◆ WORK TO COMPLETE: Lines of the data that contain the word "Content" are the ones to copy.

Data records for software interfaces
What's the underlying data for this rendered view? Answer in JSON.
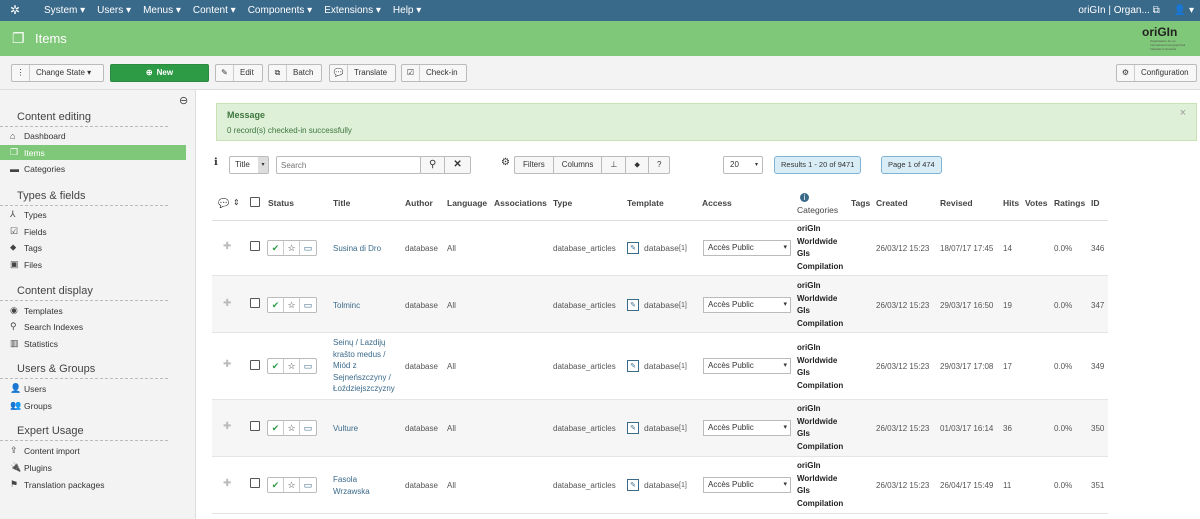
{
  "topbar": {
    "menu": [
      "System ▾",
      "Users ▾",
      "Menus ▾",
      "Content ▾",
      "Components ▾",
      "Extensions ▾",
      "Help ▾"
    ],
    "site": "oriGIn | Organ... ⧉",
    "user": "👤 ▾"
  },
  "header": {
    "title": "Items",
    "logo": "oriGIn",
    "logo_sub": "Organisation for an International Geographical Indications Network"
  },
  "toolbar": {
    "change_state": "Change State ▾",
    "new": "New",
    "edit": "Edit",
    "batch": "Batch",
    "translate": "Translate",
    "checkin": "Check-in",
    "configuration": "Configuration"
  },
  "sidebar": {
    "sections": [
      {
        "title": "Content editing",
        "items": [
          "Dashboard",
          "Items",
          "Categories"
        ]
      },
      {
        "title": "Types & fields",
        "items": [
          "Types",
          "Fields",
          "Tags",
          "Files"
        ]
      },
      {
        "title": "Content display",
        "items": [
          "Templates",
          "Search Indexes",
          "Statistics"
        ]
      },
      {
        "title": "Users & Groups",
        "items": [
          "Users",
          "Groups"
        ]
      },
      {
        "title": "Expert Usage",
        "items": [
          "Content import",
          "Plugins",
          "Translation packages"
        ]
      }
    ]
  },
  "message": {
    "heading": "Message",
    "text": "0 record(s) checked-in successfully",
    "close": "×"
  },
  "filterbar": {
    "search_field": "Title",
    "search_placeholder": "Search",
    "filters": "Filters",
    "columns": "Columns",
    "limit": "20",
    "results": "Results 1 - 20 of 9471",
    "page": "Page 1 of 474"
  },
  "columns": {
    "status": "Status",
    "title": "Title",
    "author": "Author",
    "language": "Language",
    "associations": "Associations",
    "type": "Type",
    "template": "Template",
    "access": "Access",
    "categories": "Categories",
    "tags": "Tags",
    "created": "Created",
    "revised": "Revised",
    "hits": "Hits",
    "votes": "Votes",
    "ratings": "Ratings",
    "id": "ID"
  },
  "rows": [
    {
      "title": "Susina di Dro",
      "author": "database",
      "language": "All",
      "type": "database_articles",
      "template": "database",
      "template_ref": "[1]",
      "access": "Accès Public",
      "categories": [
        "oriGIn",
        "Worldwide",
        "GIs",
        "Compilation"
      ],
      "created": "26/03/12 15:23",
      "revised": "18/07/17 17:45",
      "hits": "14",
      "ratings": "0.0%",
      "id": "346"
    },
    {
      "title": "Tolminc",
      "author": "database",
      "language": "All",
      "type": "database_articles",
      "template": "database",
      "template_ref": "[1]",
      "access": "Accès Public",
      "categories": [
        "oriGIn",
        "Worldwide",
        "GIs",
        "Compilation"
      ],
      "created": "26/03/12 15:23",
      "revised": "29/03/17 16:50",
      "hits": "19",
      "ratings": "0.0%",
      "id": "347"
    },
    {
      "title": "Seinų / Lazdijų krašto medus / Miód z Sejneńszczyny / Łoździejszczyzny",
      "title_lines": [
        "Seinų / Lazdijų",
        "krašto medus /",
        "Miód z",
        "Sejneńszczyny /",
        "Łoździejszczyzny"
      ],
      "author": "database",
      "language": "All",
      "type": "database_articles",
      "template": "database",
      "template_ref": "[1]",
      "access": "Accès Public",
      "categories": [
        "oriGIn",
        "Worldwide",
        "GIs",
        "Compilation"
      ],
      "created": "26/03/12 15:23",
      "revised": "29/03/17 17:08",
      "hits": "17",
      "ratings": "0.0%",
      "id": "349"
    },
    {
      "title": "Vulture",
      "author": "database",
      "language": "All",
      "type": "database_articles",
      "template": "database",
      "template_ref": "[1]",
      "access": "Accès Public",
      "categories": [
        "oriGIn",
        "Worldwide",
        "GIs",
        "Compilation"
      ],
      "created": "26/03/12 15:23",
      "revised": "01/03/17 16:14",
      "hits": "36",
      "ratings": "0.0%",
      "id": "350"
    },
    {
      "title": "Fasola Wrzawska",
      "title_lines": [
        "Fasola",
        "Wrzawska"
      ],
      "author": "database",
      "language": "All",
      "type": "database_articles",
      "template": "database",
      "template_ref": "[1]",
      "access": "Accès Public",
      "categories": [
        "oriGIn",
        "Worldwide",
        "GIs",
        "Compilation"
      ],
      "created": "26/03/12 15:23",
      "revised": "26/04/17 15:49",
      "hits": "11",
      "ratings": "0.0%",
      "id": "351"
    }
  ]
}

◆ RESPONSE TO THIS TASK:
      "Content ▾",
        "title": "Content editing",
        "title": "Content display",
          "Content import",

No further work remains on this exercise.